And beyond the technical arguments, the fundamentals underlying the markets are on their way from bad to worse.
DoubleLine's Jeff Gundlach basically vomited on the bull case in his latest macro market outlook, optimistically-titled Highway To Hell (well worth the viewing). In it, he noted how global economic indicators are falling off a cliff at this point:
And in terms of stocks specifically, he emphasizes that despite the early ramp-up this year, the S&P “was and is in a bear market”, and that he predicts stocks will take out the December low during the course of 2019 and markets will roll over earlier than they did last year.
GMO's Jeremy Grantham sounds a similar warning, albeit a longer-looking one. Grantham, who has been expecting a meltdown in stocks since last year, not only sees the US stocks as overpriced — he predicts they will deliver sub-par returns for the next two decades that will “break of lot of hearts” among today's investors.
Tech Looking Especially Vulnerable
I wrote several reports last year warning of dangerous overvaluation of the FAANG stocks, which had yet to show any weakness at that time. I went as far as to issue a rare notice that I was building a short position against these stocks, one rewarded with a 50% return when successfully exited three months later.
If anything, the big Tech stocks look even more vulnerable now than they did back then.
The NASDAQ (of which the FAANG stocks comprise the majority of the index's market cap) has rocketed up over 20% since its December lows, sitting now just 5% below it's all-time high.
This surge in value is starkly contradicted by the negative developments arising for these companies in 2019. Here are just a few recent ones:
- Senator and presidential candidate Elizabeth Warren is proposing much tougher regulation, specifically calling for the breakup of Amazon, Google and Facebook. She's also making the case that Apple should be prevented from selling apps on the App Store it operates. Politicians and regulators in the EU are making similar arguments.
- Two of Facebook's key executives (it's Chief Product Officer and the head of WhatsApp) just resigned, right as the company faces a criminal probe into past security and privacy scandals.
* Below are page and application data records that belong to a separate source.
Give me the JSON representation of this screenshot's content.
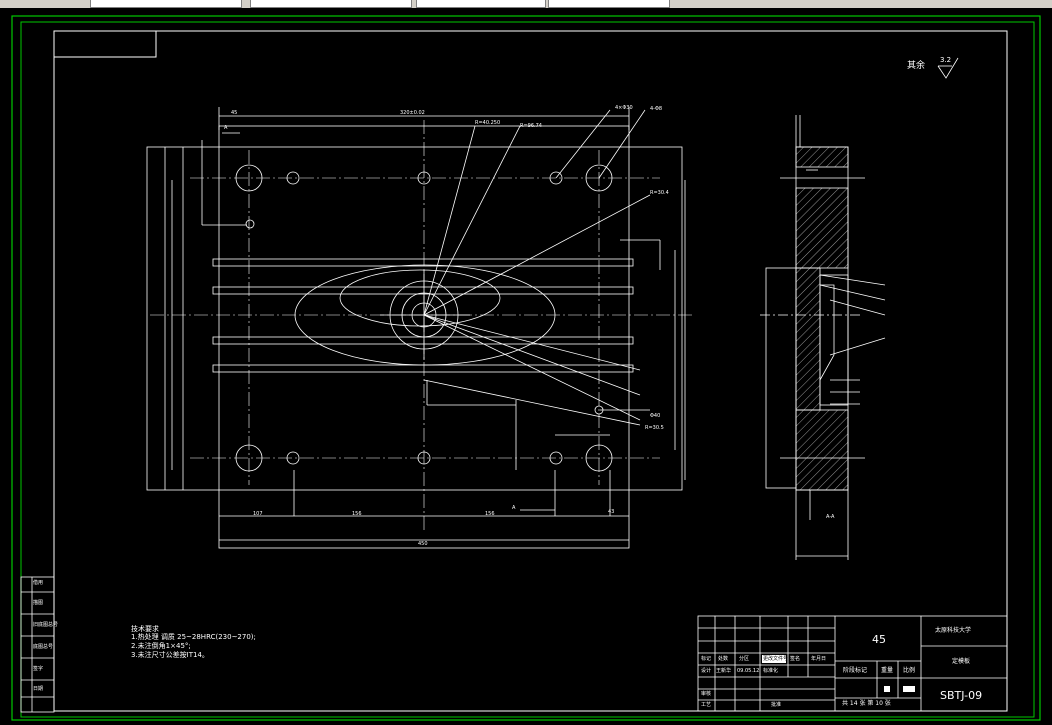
{
  "toolbar": {
    "fields": [
      "",
      "",
      "",
      ""
    ]
  },
  "drawing": {
    "roughness_label": "其余",
    "roughness_value": "3.2",
    "notes": [
      "技术要求",
      "1.热处理 调质 25~28HRC(230~270);",
      "2.未注倒角1×45°;",
      "3.未注尺寸公差按IT14。"
    ],
    "dims": {
      "top_width": "320±0.02",
      "left_45": "45",
      "bottom_total": "450",
      "bottom_1": "107",
      "bottom_2": "156",
      "bottom_3": "156",
      "bottom_4": "43",
      "section_a": "A",
      "callout_1": "R=40.250",
      "callout_2": "R=96.74",
      "callout_3": "4×Φ30",
      "callout_4": "4-Φ8",
      "callout_5": "R=30.4",
      "callout_6": "Φ40",
      "callout_7": "R=30.5",
      "section_view_label": "A-A"
    }
  },
  "title_block": {
    "material": "45",
    "school": "太原科技大学",
    "part_name": "定模板",
    "drawing_no": "SBTJ-09",
    "sheet_info": "共 14 张  第 10 张",
    "stage_label": "阶段标记",
    "weight_label": "重量",
    "scale_label": "比例",
    "design_row": [
      "设计",
      "王新华",
      "09.05.12",
      "标准化"
    ],
    "mark_row": [
      "标记",
      "处数",
      "分区",
      "更改文件号",
      "签名",
      "年月日"
    ],
    "review_label": "审核",
    "process_label": "工艺",
    "approve_label": "批准"
  },
  "side_panel": [
    "借用",
    "描图",
    "旧底图总号",
    "底图总号",
    "签字",
    "日期"
  ]
}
- Apple's iPhone sales dropped worldwide last year, falling 12% in the critical holiday FYQ4 quarter. Since then, smartphone demand in China has been falling off a cliff — at its lowest in years.
- Netflix is still burning cash at a horrifying pace while large competitors are readying to provide consumers with compelling alternatives. Disney recently announced its streaming service will include its entire movie catalog (soon to include Fox's, as well), for a cheaper price than Netflix. Apple is expected to launch its service in May, and be free.
- Google and Facebook are under threat of multi-billion dollar fines in the UK if they fail to rid their platforms of “toxic content”. Google is also fending off similar fines in China, India and France.
I could easily go on. But do the above headwinds (along with a Q1 2019 US economy growing at a pitiful 0.4%) justify Tech stock prices kissing their all-time highs?
No. Not even close.
Which is why I'm moving a percentage of my “dry powder” cash savings into a new short position at this time, one larger than I placed last year. It's not a move I take lightly (and as usual, this is NOT personal financial advice). I'm only doing it because, in my estimation, the preponderance of evidence for a near-term reversal is overwhelming my strong default risk-averse preference to sit on the sidelines.
In Part 2: Assume The Crash Position we detail out the wide range of options that investors skeptical of current market valuations can consider — for both protecting against a downturn and, for the more courageous, profiting from one. We also reveal the latest outlook from our endorsed financial advisor as well as the latest trades I'm making in my own portfolio.
We should know soon which way this market breaks. If it indeed breaks downward, make sure you've prepared in advance for it.